keywords: Ankle Foot, Below‐Knee Prosthesis, Passive Prosthesis and Prosthetic Legs
With the increase in security challenges in Nigeria, there is a rise in the number of below-knee amputees, especially for members of the armed forces. Other causes of amputation include trauma such as ageing, accidents and surgery related to peripheral vascular disease, cancer, and infection. Loss of limbs affect patients’ quality of life by leading to job losses, limited freedom of mobility, and increased difficulties in daily activities; thus, requiring prosthetic limbs to enhance their quality of life. Hence, this paper surveys passive below knee prosthetic legs designed to provide easy rotation of the leg to enable it to adjust to rugged terrain as is common in sub-Saharan Africa – with marshy and desert terrains. The goal of the survey is to establish a suitable prosthetic foot for the poor that will mimic normal human gait such that amputees are better-off with the prosthesis compared to other supporting devices. The reviewed foot types were selected from the most commonly used in parts of the world with nearly similar terrain and climate as subSaharan Africa. A suitable foot was identified from the reviewed foot types under factors including cultural, cost and terrain. The recommended foot under the factors considered was the Jaipur foot.
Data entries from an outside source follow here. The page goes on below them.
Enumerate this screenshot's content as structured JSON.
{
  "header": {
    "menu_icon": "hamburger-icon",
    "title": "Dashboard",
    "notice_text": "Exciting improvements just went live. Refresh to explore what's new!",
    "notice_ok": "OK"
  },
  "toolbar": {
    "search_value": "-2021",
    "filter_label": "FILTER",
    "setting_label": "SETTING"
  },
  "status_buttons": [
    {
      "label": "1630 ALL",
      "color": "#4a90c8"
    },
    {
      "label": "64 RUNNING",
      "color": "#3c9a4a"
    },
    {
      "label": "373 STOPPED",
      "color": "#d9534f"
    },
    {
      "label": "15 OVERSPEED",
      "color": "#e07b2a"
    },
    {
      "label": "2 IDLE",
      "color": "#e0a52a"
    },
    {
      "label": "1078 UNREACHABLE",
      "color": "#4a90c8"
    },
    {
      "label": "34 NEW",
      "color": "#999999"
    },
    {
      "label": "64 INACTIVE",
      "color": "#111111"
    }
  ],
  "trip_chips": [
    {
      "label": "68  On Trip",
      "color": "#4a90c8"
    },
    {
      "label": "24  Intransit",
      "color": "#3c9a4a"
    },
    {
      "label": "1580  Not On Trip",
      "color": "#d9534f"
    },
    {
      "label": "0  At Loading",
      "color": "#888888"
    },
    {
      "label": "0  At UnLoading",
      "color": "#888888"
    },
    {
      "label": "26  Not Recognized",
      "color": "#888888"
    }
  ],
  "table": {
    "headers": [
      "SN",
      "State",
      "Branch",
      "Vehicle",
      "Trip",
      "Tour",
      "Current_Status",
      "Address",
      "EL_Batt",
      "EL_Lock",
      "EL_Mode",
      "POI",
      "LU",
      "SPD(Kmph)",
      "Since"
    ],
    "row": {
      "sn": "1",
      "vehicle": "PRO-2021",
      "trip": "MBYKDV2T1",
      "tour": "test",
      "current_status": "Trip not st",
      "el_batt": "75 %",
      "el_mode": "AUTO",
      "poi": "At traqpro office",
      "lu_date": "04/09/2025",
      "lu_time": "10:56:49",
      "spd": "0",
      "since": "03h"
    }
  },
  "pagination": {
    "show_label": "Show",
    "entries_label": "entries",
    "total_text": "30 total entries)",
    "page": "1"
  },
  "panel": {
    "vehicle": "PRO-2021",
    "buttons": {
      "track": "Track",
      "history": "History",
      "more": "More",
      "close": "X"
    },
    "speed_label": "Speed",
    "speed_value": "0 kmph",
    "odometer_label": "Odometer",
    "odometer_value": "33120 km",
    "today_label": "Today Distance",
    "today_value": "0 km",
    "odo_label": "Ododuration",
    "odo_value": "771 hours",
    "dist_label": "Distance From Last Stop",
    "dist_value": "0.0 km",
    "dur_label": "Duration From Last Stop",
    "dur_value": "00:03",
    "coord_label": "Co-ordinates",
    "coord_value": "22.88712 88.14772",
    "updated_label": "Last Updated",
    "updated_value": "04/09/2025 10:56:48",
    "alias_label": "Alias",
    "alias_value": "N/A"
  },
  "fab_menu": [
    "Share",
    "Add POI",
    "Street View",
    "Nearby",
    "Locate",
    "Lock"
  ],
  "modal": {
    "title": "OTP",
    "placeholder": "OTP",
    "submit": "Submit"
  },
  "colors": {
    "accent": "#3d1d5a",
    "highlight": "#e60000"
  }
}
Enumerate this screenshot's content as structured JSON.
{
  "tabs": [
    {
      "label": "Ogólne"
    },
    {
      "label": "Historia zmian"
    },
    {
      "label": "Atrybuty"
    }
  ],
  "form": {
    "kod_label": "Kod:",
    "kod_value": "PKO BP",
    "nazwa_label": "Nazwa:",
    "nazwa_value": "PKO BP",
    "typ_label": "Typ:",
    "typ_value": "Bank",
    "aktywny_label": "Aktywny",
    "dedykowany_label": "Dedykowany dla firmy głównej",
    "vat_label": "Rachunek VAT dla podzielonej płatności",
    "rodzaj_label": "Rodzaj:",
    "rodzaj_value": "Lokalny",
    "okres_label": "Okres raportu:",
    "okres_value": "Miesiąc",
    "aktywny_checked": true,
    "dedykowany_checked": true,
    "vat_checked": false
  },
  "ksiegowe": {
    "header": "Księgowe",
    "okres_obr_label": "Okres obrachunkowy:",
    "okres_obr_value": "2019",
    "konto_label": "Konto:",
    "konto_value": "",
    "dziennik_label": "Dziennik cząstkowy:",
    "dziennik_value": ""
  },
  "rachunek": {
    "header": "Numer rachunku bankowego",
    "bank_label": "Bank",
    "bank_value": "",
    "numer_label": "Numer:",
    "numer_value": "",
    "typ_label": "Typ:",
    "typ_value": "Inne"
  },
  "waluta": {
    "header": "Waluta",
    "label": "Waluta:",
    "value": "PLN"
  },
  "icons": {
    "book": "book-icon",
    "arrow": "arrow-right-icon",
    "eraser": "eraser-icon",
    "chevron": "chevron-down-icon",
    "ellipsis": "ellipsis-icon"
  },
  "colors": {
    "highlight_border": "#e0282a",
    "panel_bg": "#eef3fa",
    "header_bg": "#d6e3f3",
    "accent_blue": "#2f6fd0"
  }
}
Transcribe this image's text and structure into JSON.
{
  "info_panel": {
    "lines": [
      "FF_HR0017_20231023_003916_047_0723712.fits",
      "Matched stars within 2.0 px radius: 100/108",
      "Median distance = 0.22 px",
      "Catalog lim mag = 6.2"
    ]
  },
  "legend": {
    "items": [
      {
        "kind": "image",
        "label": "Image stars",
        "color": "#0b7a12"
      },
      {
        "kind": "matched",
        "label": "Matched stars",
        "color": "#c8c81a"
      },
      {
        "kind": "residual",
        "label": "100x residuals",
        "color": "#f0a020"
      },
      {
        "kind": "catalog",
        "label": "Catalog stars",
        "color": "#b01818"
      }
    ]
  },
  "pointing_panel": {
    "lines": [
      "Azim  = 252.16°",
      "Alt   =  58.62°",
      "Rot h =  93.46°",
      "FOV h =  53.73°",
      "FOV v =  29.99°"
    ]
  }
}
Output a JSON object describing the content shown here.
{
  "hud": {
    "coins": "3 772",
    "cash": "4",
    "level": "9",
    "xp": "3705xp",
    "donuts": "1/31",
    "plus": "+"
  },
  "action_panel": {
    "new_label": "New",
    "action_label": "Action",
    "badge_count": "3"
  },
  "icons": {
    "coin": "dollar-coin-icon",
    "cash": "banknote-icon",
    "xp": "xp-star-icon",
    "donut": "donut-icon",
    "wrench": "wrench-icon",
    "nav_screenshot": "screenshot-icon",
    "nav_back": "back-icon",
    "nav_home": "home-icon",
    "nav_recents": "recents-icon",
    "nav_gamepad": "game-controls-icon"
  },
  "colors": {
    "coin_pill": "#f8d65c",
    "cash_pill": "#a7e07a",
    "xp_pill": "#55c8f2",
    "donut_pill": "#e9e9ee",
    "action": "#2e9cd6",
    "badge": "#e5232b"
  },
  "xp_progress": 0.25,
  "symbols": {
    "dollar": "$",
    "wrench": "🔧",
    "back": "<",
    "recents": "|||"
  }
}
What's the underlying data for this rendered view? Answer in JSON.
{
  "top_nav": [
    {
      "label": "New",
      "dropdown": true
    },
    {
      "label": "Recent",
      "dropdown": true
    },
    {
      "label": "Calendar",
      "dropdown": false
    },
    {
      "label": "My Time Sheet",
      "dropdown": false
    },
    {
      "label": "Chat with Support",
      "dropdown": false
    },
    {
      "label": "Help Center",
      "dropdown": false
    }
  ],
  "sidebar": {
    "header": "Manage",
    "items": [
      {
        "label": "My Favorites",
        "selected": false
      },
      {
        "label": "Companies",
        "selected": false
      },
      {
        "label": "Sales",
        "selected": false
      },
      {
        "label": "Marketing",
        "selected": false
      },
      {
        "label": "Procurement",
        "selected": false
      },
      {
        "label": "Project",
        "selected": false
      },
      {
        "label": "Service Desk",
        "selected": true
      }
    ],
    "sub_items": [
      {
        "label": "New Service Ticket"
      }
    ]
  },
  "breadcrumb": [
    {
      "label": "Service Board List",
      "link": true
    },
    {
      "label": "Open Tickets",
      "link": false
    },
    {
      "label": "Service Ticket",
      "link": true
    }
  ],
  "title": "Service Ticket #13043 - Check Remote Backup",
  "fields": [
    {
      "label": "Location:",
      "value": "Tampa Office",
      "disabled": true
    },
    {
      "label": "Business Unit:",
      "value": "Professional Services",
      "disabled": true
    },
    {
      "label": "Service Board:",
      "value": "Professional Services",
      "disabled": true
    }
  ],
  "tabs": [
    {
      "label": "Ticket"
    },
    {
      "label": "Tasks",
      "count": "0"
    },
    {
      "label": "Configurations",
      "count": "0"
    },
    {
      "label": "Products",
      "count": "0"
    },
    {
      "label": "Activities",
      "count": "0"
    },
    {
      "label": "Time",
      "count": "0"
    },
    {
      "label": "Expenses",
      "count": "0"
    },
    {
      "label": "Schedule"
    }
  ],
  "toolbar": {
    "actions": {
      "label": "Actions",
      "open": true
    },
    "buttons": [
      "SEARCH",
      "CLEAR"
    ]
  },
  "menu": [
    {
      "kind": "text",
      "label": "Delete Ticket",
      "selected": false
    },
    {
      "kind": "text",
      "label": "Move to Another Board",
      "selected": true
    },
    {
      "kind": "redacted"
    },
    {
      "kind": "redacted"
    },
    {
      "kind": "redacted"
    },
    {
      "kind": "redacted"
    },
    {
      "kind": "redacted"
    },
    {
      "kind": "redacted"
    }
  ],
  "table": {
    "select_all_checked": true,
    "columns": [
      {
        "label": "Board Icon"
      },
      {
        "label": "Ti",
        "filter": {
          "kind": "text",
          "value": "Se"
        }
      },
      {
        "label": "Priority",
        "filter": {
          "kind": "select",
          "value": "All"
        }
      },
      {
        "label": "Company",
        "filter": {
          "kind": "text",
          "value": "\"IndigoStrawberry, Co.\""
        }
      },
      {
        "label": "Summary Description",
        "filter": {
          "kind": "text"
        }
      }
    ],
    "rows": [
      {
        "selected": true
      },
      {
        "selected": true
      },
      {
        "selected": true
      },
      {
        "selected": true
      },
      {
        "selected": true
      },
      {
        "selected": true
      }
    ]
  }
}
It was established that the most suitable prosthetic foot design for sub-Saharan Africa does not translate to the cheapest design, but a robust design suitable for unstructured terrains.